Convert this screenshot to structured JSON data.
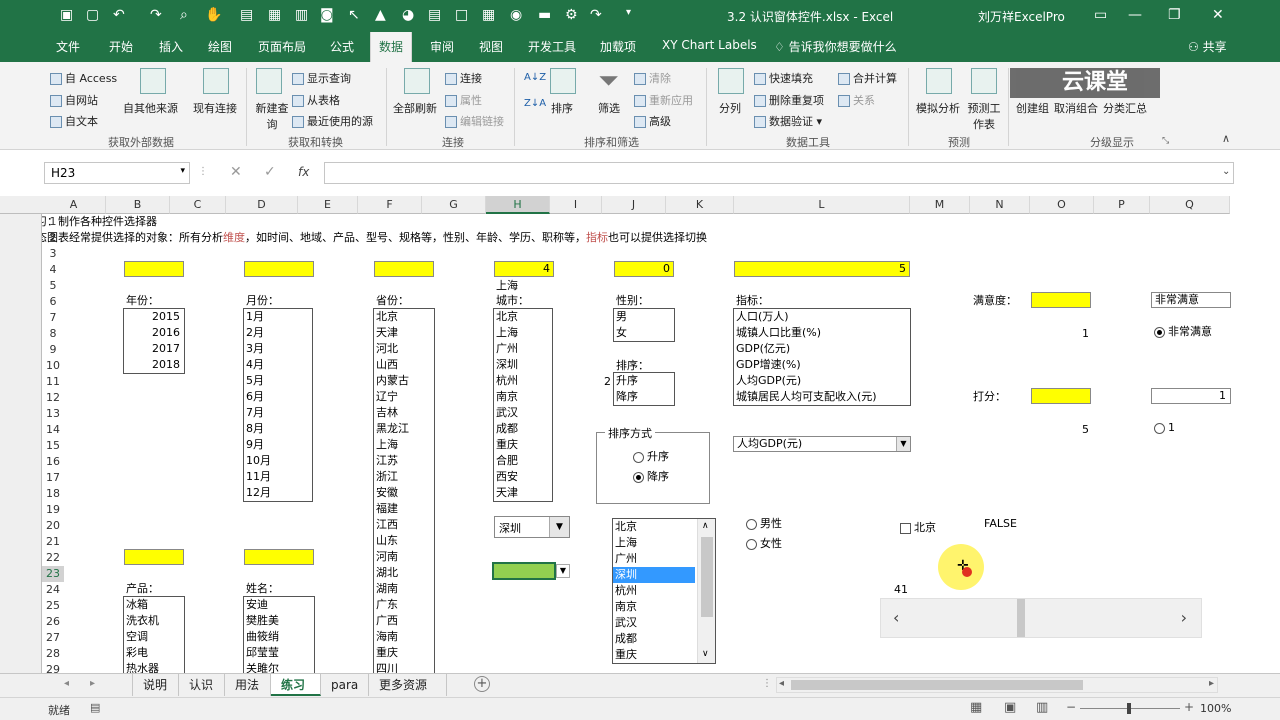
{
  "window": {
    "title": "3.2 认识窗体控件.xlsx - Excel",
    "user": "刘万祥ExcelPro"
  },
  "tabs": [
    "文件",
    "开始",
    "插入",
    "绘图",
    "页面布局",
    "公式",
    "数据",
    "审阅",
    "视图",
    "开发工具",
    "加载项",
    "XY Chart Labels"
  ],
  "tell_me": "告诉我你想要做什么",
  "share": "共享",
  "ribbon": {
    "g1": {
      "access": "自 Access",
      "web": "自网站",
      "text": "自文本",
      "other": "自其他来源",
      "existing": "现有连接",
      "label": "获取外部数据"
    },
    "g2": {
      "newq": "新建查询",
      "show": "显示查询",
      "table": "从表格",
      "recent": "最近使用的源",
      "label": "获取和转换"
    },
    "g3": {
      "refresh": "全部刷新",
      "conn": "连接",
      "prop": "属性",
      "edit": "编辑链接",
      "label": "连接"
    },
    "g4": {
      "sort": "排序",
      "filter": "筛选",
      "clear": "清除",
      "reapply": "重新应用",
      "adv": "高级",
      "label": "排序和筛选"
    },
    "g5": {
      "split": "分列",
      "flash": "快速填充",
      "dedup": "删除重复项",
      "valid": "数据验证",
      "merge": "合并计算",
      "rel": "关系",
      "label": "数据工具"
    },
    "g6": {
      "whatif": "模拟分析",
      "forecast": "预测工作表",
      "label": "预测"
    },
    "g7": {
      "group": "创建组",
      "ungroup": "取消组合",
      "subtotal": "分类汇总",
      "label": "分级显示"
    },
    "watermark": "云课堂"
  },
  "formula_bar": {
    "namebox": "H23",
    "fx": "fx",
    "content": ""
  },
  "columns": [
    "A",
    "B",
    "C",
    "D",
    "E",
    "F",
    "G",
    "H",
    "I",
    "J",
    "K",
    "L",
    "M",
    "N",
    "O",
    "P",
    "Q"
  ],
  "rows": [
    "1",
    "2",
    "3",
    "4",
    "5",
    "6",
    "7",
    "8",
    "9",
    "10",
    "11",
    "12",
    "13",
    "14",
    "15",
    "16",
    "17",
    "18",
    "19",
    "20",
    "21",
    "22",
    "23",
    "24",
    "25",
    "26",
    "27",
    "28",
    "29"
  ],
  "sheet": {
    "a1": "练习：制作各种控件选择器",
    "a2_1": "动态图表经常提供选择的对象：所有分析",
    "a2_dim": "维度",
    "a2_2": "，如时间、地域、产品、型号、规格等，性别、年龄、学历、职称等，",
    "a2_ind": "指标",
    "a2_3": "也可以提供选择切换",
    "h4": "4",
    "j4": "0",
    "l4": "5",
    "year_label": "年份：",
    "years": [
      "2015",
      "2016",
      "2017",
      "2018"
    ],
    "month_label": "月份：",
    "months": [
      "1月",
      "2月",
      "3月",
      "4月",
      "5月",
      "6月",
      "7月",
      "8月",
      "9月",
      "10月",
      "11月",
      "12月"
    ],
    "prov_label": "省份：",
    "provinces": [
      "北京",
      "天津",
      "河北",
      "山西",
      "内蒙古",
      "辽宁",
      "吉林",
      "黑龙江",
      "上海",
      "江苏",
      "浙江",
      "安徽",
      "福建",
      "江西",
      "山东",
      "河南",
      "湖北",
      "湖南",
      "广东",
      "广西",
      "海南",
      "重庆",
      "四川"
    ],
    "h5": "上海",
    "city_label": "城市：",
    "cities": [
      "北京",
      "上海",
      "广州",
      "深圳",
      "杭州",
      "南京",
      "武汉",
      "成都",
      "重庆",
      "合肥",
      "西安",
      "天津"
    ],
    "gender_label": "性别：",
    "genders": [
      "男",
      "女"
    ],
    "sort_label": "排序：",
    "sorts": [
      "升序",
      "降序"
    ],
    "i11": "2",
    "sort_group": "排序方式",
    "sort_asc": "升序",
    "sort_desc": "降序",
    "ind_label": "指标：",
    "indicators": [
      "人口(万人)",
      "城镇人口比重(%)",
      "GDP(亿元)",
      "GDP增速(%)",
      "人均GDP(元)",
      "城镇居民人均可支配收入(元)"
    ],
    "ind_dropdown": "人均GDP(元)",
    "sat_label": "满意度：",
    "o8": "1",
    "sat_dropdown": "非常满意",
    "sat_radio": "非常满意",
    "score_label": "打分：",
    "o14": "5",
    "q12": "1",
    "q14_radio": "1",
    "city_combo": "深圳",
    "city_list2": [
      "北京",
      "上海",
      "广州",
      "深圳",
      "杭州",
      "南京",
      "武汉",
      "成都",
      "重庆"
    ],
    "male": "男性",
    "female": "女性",
    "chk_beijing": "北京",
    "false_val": "FALSE",
    "n24": "41",
    "prod_label": "产品：",
    "products": [
      "冰箱",
      "洗衣机",
      "空调",
      "彩电",
      "热水器"
    ],
    "name_label": "姓名：",
    "names": [
      "安迪",
      "樊胜美",
      "曲筱绡",
      "邱莹莹",
      "关雎尔"
    ]
  },
  "sheet_tabs": [
    "说明",
    "认识",
    "用法",
    "练习",
    "para",
    "更多资源"
  ],
  "active_sheet": "练习",
  "status": {
    "ready": "就绪",
    "zoom": "100%"
  }
}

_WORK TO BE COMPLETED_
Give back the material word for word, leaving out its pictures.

_ANSWER SECTION_
Convert this screenshot to structured JSON data.
{
  "window": {
    "title": "3.2 认识窗体控件.xlsx - Excel",
    "user": "刘万祥ExcelPro"
  },
  "tabs": [
    "文件",
    "开始",
    "插入",
    "绘图",
    "页面布局",
    "公式",
    "数据",
    "审阅",
    "视图",
    "开发工具",
    "加载项",
    "XY Chart Labels"
  ],
  "tell_me": "告诉我你想要做什么",
  "share": "共享",
  "ribbon": {
    "g1": {
      "access": "自 Access",
      "web": "自网站",
      "text": "自文本",
      "other": "自其他来源",
      "existing": "现有连接",
      "label": "获取外部数据"
    },
    "g2": {
      "newq": "新建查询",
      "show": "显示查询",
      "table": "从表格",
      "recent": "最近使用的源",
      "label": "获取和转换"
    },
    "g3": {
      "refresh": "全部刷新",
      "conn": "连接",
      "prop": "属性",
      "edit": "编辑链接",
      "label": "连接"
    },
    "g4": {
      "sort": "排序",
      "filter": "筛选",
      "clear": "清除",
      "reapply": "重新应用",
      "adv": "高级",
      "label": "排序和筛选"
    },
    "g5": {
      "split": "分列",
      "flash": "快速填充",
      "dedup": "删除重复项",
      "valid": "数据验证",
      "merge": "合并计算",
      "rel": "关系",
      "label": "数据工具"
    },
    "g6": {
      "whatif": "模拟分析",
      "forecast": "预测工作表",
      "label": "预测"
    },
    "g7": {
      "group": "创建组",
      "ungroup": "取消组合",
      "subtotal": "分类汇总",
      "label": "分级显示"
    },
    "watermark": "云课堂"
  },
  "formula_bar": {
    "namebox": "H23",
    "fx": "fx",
    "content": ""
  },
  "columns": [
    "A",
    "B",
    "C",
    "D",
    "E",
    "F",
    "G",
    "H",
    "I",
    "J",
    "K",
    "L",
    "M",
    "N",
    "O",
    "P",
    "Q"
  ],
  "rows": [
    "1",
    "2",
    "3",
    "4",
    "5",
    "6",
    "7",
    "8",
    "9",
    "10",
    "11",
    "12",
    "13",
    "14",
    "15",
    "16",
    "17",
    "18",
    "19",
    "20",
    "21",
    "22",
    "23",
    "24",
    "25",
    "26",
    "27",
    "28",
    "29"
  ],
  "sheet": {
    "a1": "练习：制作各种控件选择器",
    "a2_1": "动态图表经常提供选择的对象：所有分析",
    "a2_dim": "维度",
    "a2_2": "，如时间、地域、产品、型号、规格等，性别、年龄、学历、职称等，",
    "a2_ind": "指标",
    "a2_3": "也可以提供选择切换",
    "h4": "4",
    "j4": "0",
    "l4": "5",
    "year_label": "年份：",
    "years": [
      "2015",
      "2016",
      "2017",
      "2018"
    ],
    "month_label": "月份：",
    "months": [
      "1月",
      "2月",
      "3月",
      "4月",
      "5月",
      "6月",
      "7月",
      "8月",
      "9月",
      "10月",
      "11月",
      "12月"
    ],
    "prov_label": "省份：",
    "provinces": [
      "北京",
      "天津",
      "河北",
      "山西",
      "内蒙古",
      "辽宁",
      "吉林",
      "黑龙江",
      "上海",
      "江苏",
      "浙江",
      "安徽",
      "福建",
      "江西",
      "山东",
      "河南",
      "湖北",
      "湖南",
      "广东",
      "广西",
      "海南",
      "重庆",
      "四川"
    ],
    "h5": "上海",
    "city_label": "城市：",
    "cities": [
      "北京",
      "上海",
      "广州",
      "深圳",
      "杭州",
      "南京",
      "武汉",
      "成都",
      "重庆",
      "合肥",
      "西安",
      "天津"
    ],
    "gender_label": "性别：",
    "genders": [
      "男",
      "女"
    ],
    "sort_label": "排序：",
    "sorts": [
      "升序",
      "降序"
    ],
    "i11": "2",
    "sort_group": "排序方式",
    "sort_asc": "升序",
    "sort_desc": "降序",
    "ind_label": "指标：",
    "indicators": [
      "人口(万人)",
      "城镇人口比重(%)",
      "GDP(亿元)",
      "GDP增速(%)",
      "人均GDP(元)",
      "城镇居民人均可支配收入(元)"
    ],
    "ind_dropdown": "人均GDP(元)",
    "sat_label": "满意度：",
    "o8": "1",
    "sat_dropdown": "非常满意",
    "sat_radio": "非常满意",
    "score_label": "打分：",
    "o14": "5",
    "q12": "1",
    "q14_radio": "1",
    "city_combo": "深圳",
    "city_list2": [
      "北京",
      "上海",
      "广州",
      "深圳",
      "杭州",
      "南京",
      "武汉",
      "成都",
      "重庆"
    ],
    "male": "男性",
    "female": "女性",
    "chk_beijing": "北京",
    "false_val": "FALSE",
    "n24": "41",
    "prod_label": "产品：",
    "products": [
      "冰箱",
      "洗衣机",
      "空调",
      "彩电",
      "热水器"
    ],
    "name_label": "姓名：",
    "names": [
      "安迪",
      "樊胜美",
      "曲筱绡",
      "邱莹莹",
      "关雎尔"
    ]
  },
  "sheet_tabs": [
    "说明",
    "认识",
    "用法",
    "练习",
    "para",
    "更多资源"
  ],
  "active_sheet": "练习",
  "status": {
    "ready": "就绪",
    "zoom": "100%"
  }
}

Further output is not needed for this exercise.